After some time, usually more than 24 hours, the naturally occurring yeast and bacteria from the ingredients or ambient air multiply and begin producing organic acid and carbon dioxide gas (as well as other characteristic aromas).

Once gas production has stopped, flour is added to form a thick dough, and fermentation continues. After the dough has increased to two to four times its original volume, the chef is ready to use.

This process generally requires approximately three to four days of fermentation. The levain or sourdough is then prepared from the chef by adding more flour and water to form a larger dough. Consequently, the levain is maintained or “refreshed” by blending back a portion with flour and water to keep it alive and active. Fermentation time varies with temperature, from about 6 hours at 30°C (86°F) to 12 hours at 20°C (68°F). A liquid levain is sometimes also used, containing about equal amounts of flour and water.

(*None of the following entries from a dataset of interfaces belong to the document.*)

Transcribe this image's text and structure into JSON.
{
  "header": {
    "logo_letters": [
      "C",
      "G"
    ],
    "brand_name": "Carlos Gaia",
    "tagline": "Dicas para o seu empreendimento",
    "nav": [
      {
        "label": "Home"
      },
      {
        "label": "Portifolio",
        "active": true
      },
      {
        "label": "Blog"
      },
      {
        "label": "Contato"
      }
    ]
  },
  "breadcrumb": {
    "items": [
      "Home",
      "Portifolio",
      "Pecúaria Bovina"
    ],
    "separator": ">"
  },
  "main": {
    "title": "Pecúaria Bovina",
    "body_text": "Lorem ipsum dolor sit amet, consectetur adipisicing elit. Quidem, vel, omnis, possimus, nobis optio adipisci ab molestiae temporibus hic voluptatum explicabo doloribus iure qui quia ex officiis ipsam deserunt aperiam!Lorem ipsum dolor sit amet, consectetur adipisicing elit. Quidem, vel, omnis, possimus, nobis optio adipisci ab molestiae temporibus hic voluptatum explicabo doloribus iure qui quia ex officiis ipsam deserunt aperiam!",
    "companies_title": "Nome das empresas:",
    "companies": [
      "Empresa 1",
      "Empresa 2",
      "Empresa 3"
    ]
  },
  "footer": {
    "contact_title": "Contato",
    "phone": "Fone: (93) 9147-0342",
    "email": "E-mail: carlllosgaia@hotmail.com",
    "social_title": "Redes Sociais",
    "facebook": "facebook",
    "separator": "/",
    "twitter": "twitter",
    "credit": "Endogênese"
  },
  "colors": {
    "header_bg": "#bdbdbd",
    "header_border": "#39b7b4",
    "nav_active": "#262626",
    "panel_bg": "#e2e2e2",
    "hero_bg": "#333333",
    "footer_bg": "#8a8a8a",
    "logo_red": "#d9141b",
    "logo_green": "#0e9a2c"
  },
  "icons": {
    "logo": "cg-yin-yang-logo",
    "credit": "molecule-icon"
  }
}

Florapan® starter cultures can be used to eliminate the tedious and lengthy chef step and go directly to the final levain, avoiding the complex back-slopping process. With these sourdough starter cultures, a sourdough or levain can be produced in a single fermentation step.